EXTRACTED MATERIAL
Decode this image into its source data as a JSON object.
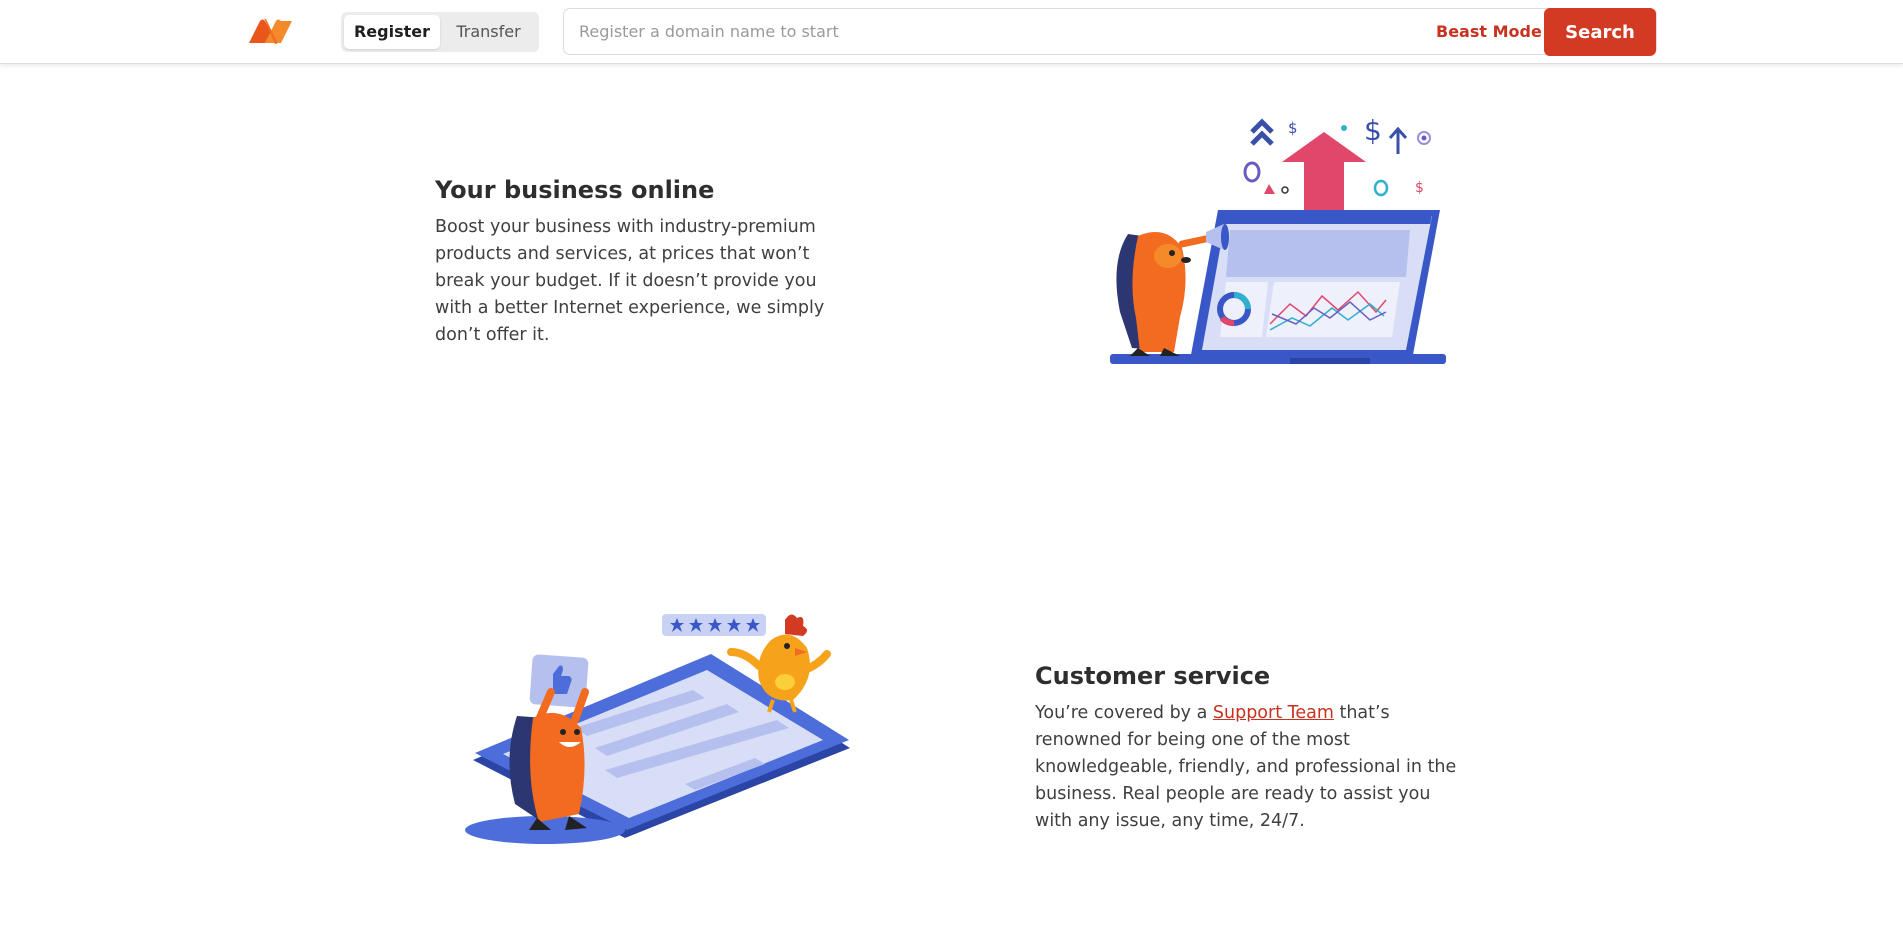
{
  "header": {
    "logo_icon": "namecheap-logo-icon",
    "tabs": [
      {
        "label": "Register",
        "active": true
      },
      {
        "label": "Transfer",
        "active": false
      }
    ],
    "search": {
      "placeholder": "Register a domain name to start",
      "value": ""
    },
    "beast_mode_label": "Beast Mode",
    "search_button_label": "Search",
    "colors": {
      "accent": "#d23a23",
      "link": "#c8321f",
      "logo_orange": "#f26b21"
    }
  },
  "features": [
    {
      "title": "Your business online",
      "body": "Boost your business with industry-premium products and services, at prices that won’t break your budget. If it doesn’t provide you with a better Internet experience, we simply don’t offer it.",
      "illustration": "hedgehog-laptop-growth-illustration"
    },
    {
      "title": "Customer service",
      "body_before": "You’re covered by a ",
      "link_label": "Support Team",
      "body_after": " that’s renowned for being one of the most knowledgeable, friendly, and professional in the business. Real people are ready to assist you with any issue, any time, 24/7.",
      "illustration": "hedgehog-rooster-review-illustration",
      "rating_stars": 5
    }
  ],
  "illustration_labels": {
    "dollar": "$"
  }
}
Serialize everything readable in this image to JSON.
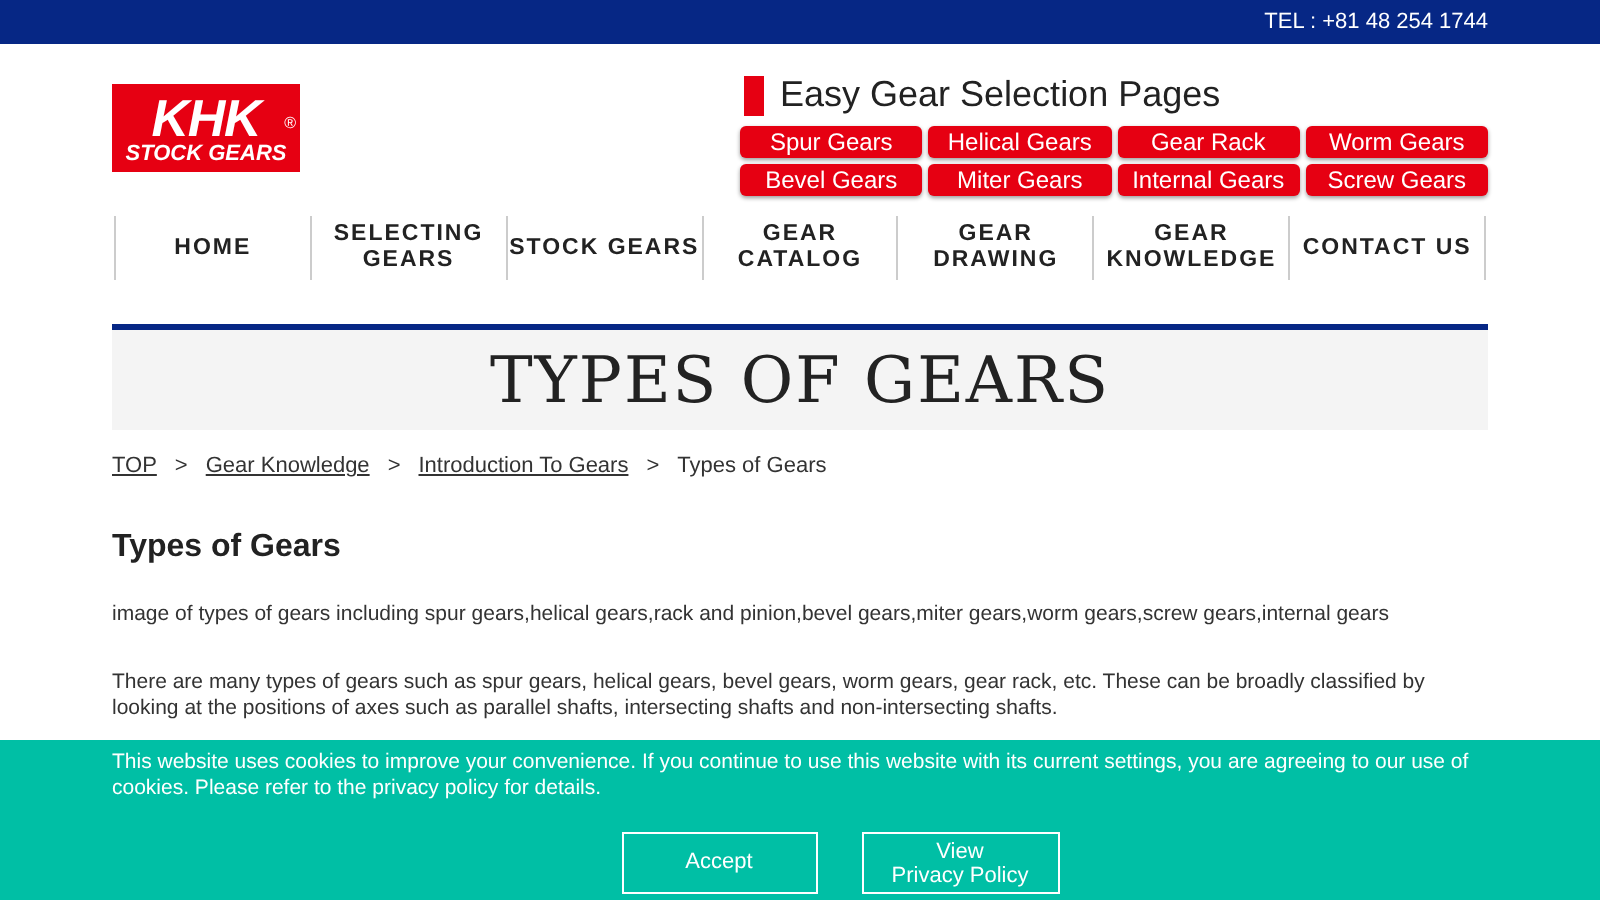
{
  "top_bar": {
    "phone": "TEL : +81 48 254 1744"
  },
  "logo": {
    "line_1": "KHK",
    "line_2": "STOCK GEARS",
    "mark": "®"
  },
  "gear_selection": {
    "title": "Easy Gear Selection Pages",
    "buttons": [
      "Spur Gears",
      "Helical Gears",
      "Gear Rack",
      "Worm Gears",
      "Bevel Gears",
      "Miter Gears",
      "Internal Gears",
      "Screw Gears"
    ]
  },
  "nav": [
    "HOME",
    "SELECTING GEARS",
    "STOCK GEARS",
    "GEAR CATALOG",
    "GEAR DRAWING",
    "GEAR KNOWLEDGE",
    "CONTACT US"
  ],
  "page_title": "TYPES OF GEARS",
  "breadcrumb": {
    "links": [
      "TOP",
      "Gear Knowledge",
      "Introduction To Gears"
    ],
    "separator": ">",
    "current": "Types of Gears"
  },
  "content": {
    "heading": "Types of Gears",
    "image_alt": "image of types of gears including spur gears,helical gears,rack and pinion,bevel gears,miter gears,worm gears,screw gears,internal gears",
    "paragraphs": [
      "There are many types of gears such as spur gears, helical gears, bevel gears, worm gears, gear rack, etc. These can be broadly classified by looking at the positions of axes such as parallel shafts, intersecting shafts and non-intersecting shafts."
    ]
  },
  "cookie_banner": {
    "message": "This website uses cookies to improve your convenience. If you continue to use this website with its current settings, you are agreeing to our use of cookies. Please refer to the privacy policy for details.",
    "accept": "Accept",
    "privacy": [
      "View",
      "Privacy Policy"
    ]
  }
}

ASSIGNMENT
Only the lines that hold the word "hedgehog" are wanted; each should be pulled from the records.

REPLY TO THE TASK
      "illustration": "hedgehog-laptop-growth-illustration"
      "illustration": "hedgehog-rooster-review-illustration",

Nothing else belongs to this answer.